What you should do: Look for the word "KERO" in the material below, then report each line where it occurs.
Start of Information provided
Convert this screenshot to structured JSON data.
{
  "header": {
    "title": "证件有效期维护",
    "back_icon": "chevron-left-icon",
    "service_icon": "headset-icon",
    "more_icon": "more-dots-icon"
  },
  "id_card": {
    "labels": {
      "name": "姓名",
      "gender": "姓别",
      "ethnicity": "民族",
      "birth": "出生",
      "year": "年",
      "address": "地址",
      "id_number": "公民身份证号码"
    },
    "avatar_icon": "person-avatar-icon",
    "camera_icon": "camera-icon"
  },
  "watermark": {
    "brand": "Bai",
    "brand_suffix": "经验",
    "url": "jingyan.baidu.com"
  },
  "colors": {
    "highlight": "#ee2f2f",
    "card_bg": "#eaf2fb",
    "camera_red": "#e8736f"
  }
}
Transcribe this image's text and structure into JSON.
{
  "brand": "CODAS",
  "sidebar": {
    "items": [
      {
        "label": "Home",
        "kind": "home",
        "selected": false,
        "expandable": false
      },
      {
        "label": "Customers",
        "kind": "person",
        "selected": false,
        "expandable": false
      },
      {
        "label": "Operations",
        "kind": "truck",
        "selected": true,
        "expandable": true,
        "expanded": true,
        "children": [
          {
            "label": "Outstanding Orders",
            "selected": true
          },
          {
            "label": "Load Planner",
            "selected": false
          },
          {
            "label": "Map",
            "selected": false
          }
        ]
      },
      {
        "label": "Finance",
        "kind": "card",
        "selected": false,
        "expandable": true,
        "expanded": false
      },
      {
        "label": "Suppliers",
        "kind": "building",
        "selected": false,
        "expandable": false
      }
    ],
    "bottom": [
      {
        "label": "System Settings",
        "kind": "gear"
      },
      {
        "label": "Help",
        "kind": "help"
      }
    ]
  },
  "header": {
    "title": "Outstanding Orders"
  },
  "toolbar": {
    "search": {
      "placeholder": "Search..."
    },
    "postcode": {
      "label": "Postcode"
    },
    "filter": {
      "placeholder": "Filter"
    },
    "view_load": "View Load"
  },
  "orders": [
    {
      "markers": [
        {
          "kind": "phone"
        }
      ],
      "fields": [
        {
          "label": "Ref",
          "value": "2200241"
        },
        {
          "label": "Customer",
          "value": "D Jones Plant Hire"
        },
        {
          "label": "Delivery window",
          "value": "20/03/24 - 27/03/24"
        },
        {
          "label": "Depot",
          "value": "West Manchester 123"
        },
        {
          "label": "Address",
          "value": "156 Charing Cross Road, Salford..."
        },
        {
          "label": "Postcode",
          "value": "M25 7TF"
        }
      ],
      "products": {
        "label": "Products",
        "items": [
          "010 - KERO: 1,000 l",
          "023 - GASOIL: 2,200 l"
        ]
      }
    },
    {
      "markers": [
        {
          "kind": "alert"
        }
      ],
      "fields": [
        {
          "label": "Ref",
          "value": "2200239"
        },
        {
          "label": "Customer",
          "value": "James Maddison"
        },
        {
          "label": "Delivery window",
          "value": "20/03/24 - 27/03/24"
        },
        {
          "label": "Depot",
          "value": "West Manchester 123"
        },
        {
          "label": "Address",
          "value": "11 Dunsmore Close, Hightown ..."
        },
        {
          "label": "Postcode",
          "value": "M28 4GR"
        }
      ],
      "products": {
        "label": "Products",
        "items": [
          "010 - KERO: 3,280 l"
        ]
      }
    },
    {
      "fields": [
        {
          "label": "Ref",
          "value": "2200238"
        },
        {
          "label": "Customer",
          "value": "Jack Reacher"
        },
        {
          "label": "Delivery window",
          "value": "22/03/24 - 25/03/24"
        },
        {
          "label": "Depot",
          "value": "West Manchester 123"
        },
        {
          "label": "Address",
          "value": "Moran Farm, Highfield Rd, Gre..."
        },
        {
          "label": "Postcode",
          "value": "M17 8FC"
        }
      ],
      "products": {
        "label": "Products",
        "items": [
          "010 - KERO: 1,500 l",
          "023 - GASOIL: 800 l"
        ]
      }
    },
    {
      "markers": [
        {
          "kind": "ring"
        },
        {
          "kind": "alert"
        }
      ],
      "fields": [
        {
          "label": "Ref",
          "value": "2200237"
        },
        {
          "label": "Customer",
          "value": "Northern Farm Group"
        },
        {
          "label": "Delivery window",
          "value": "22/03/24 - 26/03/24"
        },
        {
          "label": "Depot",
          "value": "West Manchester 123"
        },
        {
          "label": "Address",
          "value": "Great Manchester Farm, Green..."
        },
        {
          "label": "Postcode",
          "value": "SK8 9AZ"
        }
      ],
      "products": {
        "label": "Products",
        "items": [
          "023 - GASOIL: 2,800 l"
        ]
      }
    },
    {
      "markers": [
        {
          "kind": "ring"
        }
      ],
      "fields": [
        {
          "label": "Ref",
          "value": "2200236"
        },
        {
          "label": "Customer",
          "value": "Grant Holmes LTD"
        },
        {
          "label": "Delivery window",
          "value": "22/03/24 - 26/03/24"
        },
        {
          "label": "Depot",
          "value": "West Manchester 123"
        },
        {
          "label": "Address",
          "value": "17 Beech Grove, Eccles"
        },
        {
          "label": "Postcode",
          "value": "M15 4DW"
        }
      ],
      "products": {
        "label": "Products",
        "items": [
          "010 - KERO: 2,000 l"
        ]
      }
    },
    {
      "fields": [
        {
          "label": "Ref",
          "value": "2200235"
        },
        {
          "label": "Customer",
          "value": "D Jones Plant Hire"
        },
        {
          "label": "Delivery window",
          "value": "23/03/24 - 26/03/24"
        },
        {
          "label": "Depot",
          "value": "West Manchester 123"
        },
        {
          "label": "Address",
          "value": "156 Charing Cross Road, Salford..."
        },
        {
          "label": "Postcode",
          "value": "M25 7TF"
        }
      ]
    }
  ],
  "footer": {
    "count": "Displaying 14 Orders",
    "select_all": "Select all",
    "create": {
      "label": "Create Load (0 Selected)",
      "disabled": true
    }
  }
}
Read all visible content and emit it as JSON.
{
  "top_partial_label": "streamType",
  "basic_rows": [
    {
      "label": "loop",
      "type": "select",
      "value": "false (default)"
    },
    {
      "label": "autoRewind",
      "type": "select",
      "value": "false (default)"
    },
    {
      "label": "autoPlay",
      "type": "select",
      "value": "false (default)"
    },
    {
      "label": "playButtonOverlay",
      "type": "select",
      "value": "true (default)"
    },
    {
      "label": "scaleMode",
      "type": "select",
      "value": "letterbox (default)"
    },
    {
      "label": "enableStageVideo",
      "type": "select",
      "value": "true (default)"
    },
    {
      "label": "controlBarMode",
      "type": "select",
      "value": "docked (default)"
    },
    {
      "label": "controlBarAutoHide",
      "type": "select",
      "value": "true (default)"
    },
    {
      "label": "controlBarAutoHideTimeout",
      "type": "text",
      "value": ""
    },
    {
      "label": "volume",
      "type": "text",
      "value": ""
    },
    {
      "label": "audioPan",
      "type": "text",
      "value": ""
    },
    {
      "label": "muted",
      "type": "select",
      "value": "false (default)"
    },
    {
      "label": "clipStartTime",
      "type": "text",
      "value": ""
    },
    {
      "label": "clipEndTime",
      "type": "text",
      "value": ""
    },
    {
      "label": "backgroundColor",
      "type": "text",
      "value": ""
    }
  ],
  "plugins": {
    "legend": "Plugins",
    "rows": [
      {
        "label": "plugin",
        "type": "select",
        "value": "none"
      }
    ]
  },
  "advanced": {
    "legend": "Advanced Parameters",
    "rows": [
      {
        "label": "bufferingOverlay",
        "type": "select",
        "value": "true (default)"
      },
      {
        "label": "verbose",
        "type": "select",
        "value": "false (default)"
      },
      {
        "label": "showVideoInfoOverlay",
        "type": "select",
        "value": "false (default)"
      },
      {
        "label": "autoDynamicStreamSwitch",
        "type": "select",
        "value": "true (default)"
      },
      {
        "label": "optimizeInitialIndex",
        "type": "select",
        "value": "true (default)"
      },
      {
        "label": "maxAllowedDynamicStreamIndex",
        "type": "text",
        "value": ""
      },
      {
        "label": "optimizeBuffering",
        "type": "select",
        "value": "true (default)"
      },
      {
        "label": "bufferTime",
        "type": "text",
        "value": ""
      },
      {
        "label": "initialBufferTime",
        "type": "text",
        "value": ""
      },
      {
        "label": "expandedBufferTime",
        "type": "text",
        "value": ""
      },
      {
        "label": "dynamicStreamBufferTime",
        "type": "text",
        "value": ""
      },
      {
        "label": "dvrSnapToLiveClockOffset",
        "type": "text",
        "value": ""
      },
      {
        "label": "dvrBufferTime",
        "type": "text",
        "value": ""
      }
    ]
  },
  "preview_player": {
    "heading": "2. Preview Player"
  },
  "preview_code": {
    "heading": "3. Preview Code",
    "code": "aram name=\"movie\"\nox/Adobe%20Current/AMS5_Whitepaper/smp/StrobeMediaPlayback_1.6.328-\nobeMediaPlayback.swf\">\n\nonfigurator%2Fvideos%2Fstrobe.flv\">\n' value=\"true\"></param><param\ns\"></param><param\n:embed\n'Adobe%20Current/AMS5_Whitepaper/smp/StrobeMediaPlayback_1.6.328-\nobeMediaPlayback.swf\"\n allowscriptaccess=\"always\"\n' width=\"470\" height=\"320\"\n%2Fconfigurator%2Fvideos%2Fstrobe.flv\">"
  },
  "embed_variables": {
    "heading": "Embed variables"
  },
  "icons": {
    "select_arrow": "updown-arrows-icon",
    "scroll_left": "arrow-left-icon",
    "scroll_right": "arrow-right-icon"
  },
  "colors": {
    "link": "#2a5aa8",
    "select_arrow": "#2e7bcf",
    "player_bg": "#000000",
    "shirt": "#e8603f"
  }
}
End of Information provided
Response box:
          "010 - KERO: 1,000 l",
          "010 - KERO: 3,280 l"
          "010 - KERO: 1,500 l",
          "010 - KERO: 2,000 l"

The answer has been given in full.